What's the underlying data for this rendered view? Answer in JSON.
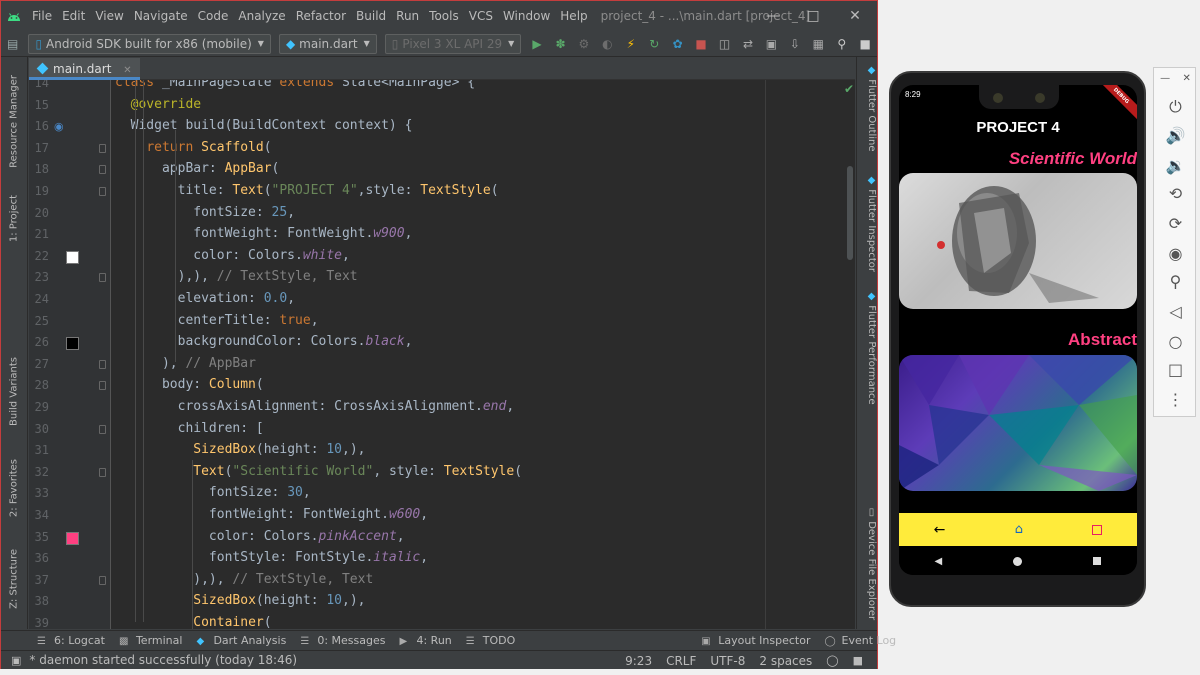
{
  "menubar": {
    "items": [
      "File",
      "Edit",
      "View",
      "Navigate",
      "Code",
      "Analyze",
      "Refactor",
      "Build",
      "Run",
      "Tools",
      "VCS",
      "Window",
      "Help"
    ],
    "title": "project_4 - ...\\main.dart [project_4]"
  },
  "toolbar": {
    "device_selector": "Android SDK built for x86 (mobile)",
    "run_config": "main.dart",
    "avd": "Pixel 3 XL API 29"
  },
  "left_tools": [
    "Resource Manager",
    "1: Project",
    "Build Variants",
    "2: Favorites",
    "Z: Structure"
  ],
  "right_tools": [
    "Flutter Outline",
    "Flutter Inspector",
    "Flutter Performance",
    "Device File Explorer"
  ],
  "editor": {
    "tab": "main.dart",
    "lines": [
      {
        "n": "14",
        "t": "class _MainPageState extends State<MainPage> {"
      },
      {
        "n": "15",
        "t": "  @override"
      },
      {
        "n": "16",
        "t": "  Widget build(BuildContext context) {"
      },
      {
        "n": "17",
        "t": "    return Scaffold("
      },
      {
        "n": "18",
        "t": "      appBar: AppBar("
      },
      {
        "n": "19",
        "t": "        title: Text(\"PROJECT 4\",style: TextStyle("
      },
      {
        "n": "20",
        "t": "          fontSize: 25,"
      },
      {
        "n": "21",
        "t": "          fontWeight: FontWeight.w900,"
      },
      {
        "n": "22",
        "t": "          color: Colors.white,"
      },
      {
        "n": "23",
        "t": "        ),), // TextStyle, Text"
      },
      {
        "n": "24",
        "t": "        elevation: 0.0,"
      },
      {
        "n": "25",
        "t": "        centerTitle: true,"
      },
      {
        "n": "26",
        "t": "        backgroundColor: Colors.black,"
      },
      {
        "n": "27",
        "t": "      ), // AppBar"
      },
      {
        "n": "28",
        "t": "      body: Column("
      },
      {
        "n": "29",
        "t": "        crossAxisAlignment: CrossAxisAlignment.end,"
      },
      {
        "n": "30",
        "t": "        children: ["
      },
      {
        "n": "31",
        "t": "          SizedBox(height: 10,),"
      },
      {
        "n": "32",
        "t": "          Text(\"Scientific World\", style: TextStyle("
      },
      {
        "n": "33",
        "t": "            fontSize: 30,"
      },
      {
        "n": "34",
        "t": "            fontWeight: FontWeight.w600,"
      },
      {
        "n": "35",
        "t": "            color: Colors.pinkAccent,"
      },
      {
        "n": "36",
        "t": "            fontStyle: FontStyle.italic,"
      },
      {
        "n": "37",
        "t": "          ),), // TextStyle, Text"
      },
      {
        "n": "38",
        "t": "          SizedBox(height: 10,),"
      },
      {
        "n": "39",
        "t": "          Container("
      }
    ]
  },
  "colors": {
    "white_swatch": "#ffffff",
    "black_swatch": "#000000",
    "pink_swatch": "#ff4081",
    "keyword": "#cc7832",
    "class": "#ffc66d",
    "string": "#6a8759",
    "number": "#6897bb",
    "field": "#9876aa",
    "comment": "#808080",
    "annotation": "#bbb529"
  },
  "bottom_tools": [
    "6: Logcat",
    "Terminal",
    "Dart Analysis",
    "0: Messages",
    "4: Run",
    "TODO",
    "Layout Inspector",
    "Event Log"
  ],
  "status": {
    "message": "* daemon started successfully (today 18:46)",
    "position": "9:23",
    "line_sep": "CRLF",
    "encoding": "UTF-8",
    "indent": "2 spaces"
  },
  "phone": {
    "time": "8:29",
    "debug": "DEBUG",
    "app_title": "PROJECT 4",
    "heading1": "Scientific World",
    "heading2": "Abstract",
    "nav_icons": [
      "arrow-back-icon",
      "home-icon",
      "square-icon"
    ]
  }
}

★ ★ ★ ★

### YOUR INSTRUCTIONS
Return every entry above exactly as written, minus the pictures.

### ANSWER SECTION
What's the underlying data for this rendered view? Answer in JSON.
{
  "menubar": {
    "items": [
      "File",
      "Edit",
      "View",
      "Navigate",
      "Code",
      "Analyze",
      "Refactor",
      "Build",
      "Run",
      "Tools",
      "VCS",
      "Window",
      "Help"
    ],
    "title": "project_4 - ...\\main.dart [project_4]"
  },
  "toolbar": {
    "device_selector": "Android SDK built for x86 (mobile)",
    "run_config": "main.dart",
    "avd": "Pixel 3 XL API 29"
  },
  "left_tools": [
    "Resource Manager",
    "1: Project",
    "Build Variants",
    "2: Favorites",
    "Z: Structure"
  ],
  "right_tools": [
    "Flutter Outline",
    "Flutter Inspector",
    "Flutter Performance",
    "Device File Explorer"
  ],
  "editor": {
    "tab": "main.dart",
    "lines": [
      {
        "n": "14",
        "t": "class _MainPageState extends State<MainPage> {"
      },
      {
        "n": "15",
        "t": "  @override"
      },
      {
        "n": "16",
        "t": "  Widget build(BuildContext context) {"
      },
      {
        "n": "17",
        "t": "    return Scaffold("
      },
      {
        "n": "18",
        "t": "      appBar: AppBar("
      },
      {
        "n": "19",
        "t": "        title: Text(\"PROJECT 4\",style: TextStyle("
      },
      {
        "n": "20",
        "t": "          fontSize: 25,"
      },
      {
        "n": "21",
        "t": "          fontWeight: FontWeight.w900,"
      },
      {
        "n": "22",
        "t": "          color: Colors.white,"
      },
      {
        "n": "23",
        "t": "        ),), // TextStyle, Text"
      },
      {
        "n": "24",
        "t": "        elevation: 0.0,"
      },
      {
        "n": "25",
        "t": "        centerTitle: true,"
      },
      {
        "n": "26",
        "t": "        backgroundColor: Colors.black,"
      },
      {
        "n": "27",
        "t": "      ), // AppBar"
      },
      {
        "n": "28",
        "t": "      body: Column("
      },
      {
        "n": "29",
        "t": "        crossAxisAlignment: CrossAxisAlignment.end,"
      },
      {
        "n": "30",
        "t": "        children: ["
      },
      {
        "n": "31",
        "t": "          SizedBox(height: 10,),"
      },
      {
        "n": "32",
        "t": "          Text(\"Scientific World\", style: TextStyle("
      },
      {
        "n": "33",
        "t": "            fontSize: 30,"
      },
      {
        "n": "34",
        "t": "            fontWeight: FontWeight.w600,"
      },
      {
        "n": "35",
        "t": "            color: Colors.pinkAccent,"
      },
      {
        "n": "36",
        "t": "            fontStyle: FontStyle.italic,"
      },
      {
        "n": "37",
        "t": "          ),), // TextStyle, Text"
      },
      {
        "n": "38",
        "t": "          SizedBox(height: 10,),"
      },
      {
        "n": "39",
        "t": "          Container("
      }
    ]
  },
  "colors": {
    "white_swatch": "#ffffff",
    "black_swatch": "#000000",
    "pink_swatch": "#ff4081",
    "keyword": "#cc7832",
    "class": "#ffc66d",
    "string": "#6a8759",
    "number": "#6897bb",
    "field": "#9876aa",
    "comment": "#808080",
    "annotation": "#bbb529"
  },
  "bottom_tools": [
    "6: Logcat",
    "Terminal",
    "Dart Analysis",
    "0: Messages",
    "4: Run",
    "TODO",
    "Layout Inspector",
    "Event Log"
  ],
  "status": {
    "message": "* daemon started successfully (today 18:46)",
    "position": "9:23",
    "line_sep": "CRLF",
    "encoding": "UTF-8",
    "indent": "2 spaces"
  },
  "phone": {
    "time": "8:29",
    "debug": "DEBUG",
    "app_title": "PROJECT 4",
    "heading1": "Scientific World",
    "heading2": "Abstract",
    "nav_icons": [
      "arrow-back-icon",
      "home-icon",
      "square-icon"
    ]
  }
}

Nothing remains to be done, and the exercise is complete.